* What you have to do *
Set down the line that has "Output a JSON" and each line beneath it, through the last line of the entries, exactly and with no others.

* Data for analysis *

________________________

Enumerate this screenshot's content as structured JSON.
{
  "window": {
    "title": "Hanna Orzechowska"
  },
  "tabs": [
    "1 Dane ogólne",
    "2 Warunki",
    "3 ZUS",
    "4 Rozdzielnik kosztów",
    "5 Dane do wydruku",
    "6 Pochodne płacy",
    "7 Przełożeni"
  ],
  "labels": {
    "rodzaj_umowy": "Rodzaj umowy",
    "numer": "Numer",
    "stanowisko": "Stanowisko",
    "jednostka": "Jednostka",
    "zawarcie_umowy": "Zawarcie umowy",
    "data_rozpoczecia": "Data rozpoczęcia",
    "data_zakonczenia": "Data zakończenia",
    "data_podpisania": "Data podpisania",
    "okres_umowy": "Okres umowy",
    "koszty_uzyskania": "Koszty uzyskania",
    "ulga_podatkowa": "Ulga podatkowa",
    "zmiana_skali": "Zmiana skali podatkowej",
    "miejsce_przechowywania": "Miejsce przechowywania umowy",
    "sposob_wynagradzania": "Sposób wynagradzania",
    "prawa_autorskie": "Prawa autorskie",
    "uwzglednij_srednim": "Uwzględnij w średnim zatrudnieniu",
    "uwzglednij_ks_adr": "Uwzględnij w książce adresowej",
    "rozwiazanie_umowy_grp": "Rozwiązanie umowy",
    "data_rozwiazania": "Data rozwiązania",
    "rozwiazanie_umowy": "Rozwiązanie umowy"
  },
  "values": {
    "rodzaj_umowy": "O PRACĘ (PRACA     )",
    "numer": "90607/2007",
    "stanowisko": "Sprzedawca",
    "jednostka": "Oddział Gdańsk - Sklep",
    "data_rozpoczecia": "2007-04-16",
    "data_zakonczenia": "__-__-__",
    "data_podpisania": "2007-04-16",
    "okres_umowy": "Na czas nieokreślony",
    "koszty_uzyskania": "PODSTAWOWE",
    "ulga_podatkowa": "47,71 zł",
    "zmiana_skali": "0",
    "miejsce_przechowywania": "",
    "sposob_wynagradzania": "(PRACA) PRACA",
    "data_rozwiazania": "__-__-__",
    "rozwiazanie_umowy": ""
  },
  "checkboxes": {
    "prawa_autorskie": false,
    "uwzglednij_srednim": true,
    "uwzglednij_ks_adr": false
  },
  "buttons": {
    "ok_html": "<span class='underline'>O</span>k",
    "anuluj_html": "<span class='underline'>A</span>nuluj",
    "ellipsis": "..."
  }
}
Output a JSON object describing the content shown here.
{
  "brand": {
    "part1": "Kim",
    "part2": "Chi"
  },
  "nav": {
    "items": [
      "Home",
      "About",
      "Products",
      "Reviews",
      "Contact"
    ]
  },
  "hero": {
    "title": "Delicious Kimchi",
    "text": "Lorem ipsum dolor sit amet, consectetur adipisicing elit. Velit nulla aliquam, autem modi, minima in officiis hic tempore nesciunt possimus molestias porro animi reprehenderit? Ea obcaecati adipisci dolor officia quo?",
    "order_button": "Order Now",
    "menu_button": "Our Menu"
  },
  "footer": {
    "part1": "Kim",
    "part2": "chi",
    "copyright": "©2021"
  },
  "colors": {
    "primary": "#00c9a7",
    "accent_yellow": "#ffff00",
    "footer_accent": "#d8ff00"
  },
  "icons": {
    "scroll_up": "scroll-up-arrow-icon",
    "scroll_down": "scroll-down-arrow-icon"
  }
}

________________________

* Answer box *
Output a JSON object describing the content shown here.
{
  "brand": {
    "part1": "Kim",
    "part2": "Chi"
  },
  "nav": {
    "items": [
      "Home",
      "About",
      "Products",
      "Reviews",
      "Contact"
    ]
  },
  "hero": {
    "title": "Delicious Kimchi",
    "text": "Lorem ipsum dolor sit amet, consectetur adipisicing elit. Velit nulla aliquam, autem modi, minima in officiis hic tempore nesciunt possimus molestias porro animi reprehenderit? Ea obcaecati adipisci dolor officia quo?",
    "order_button": "Order Now",
    "menu_button": "Our Menu"
  },
  "footer": {
    "part1": "Kim",
    "part2": "chi",
    "copyright": "©2021"
  },
  "colors": {
    "primary": "#00c9a7",
    "accent_yellow": "#ffff00",
    "footer_accent": "#d8ff00"
  },
  "icons": {
    "scroll_up": "scroll-up-arrow-icon",
    "scroll_down": "scroll-down-arrow-icon"
  }
}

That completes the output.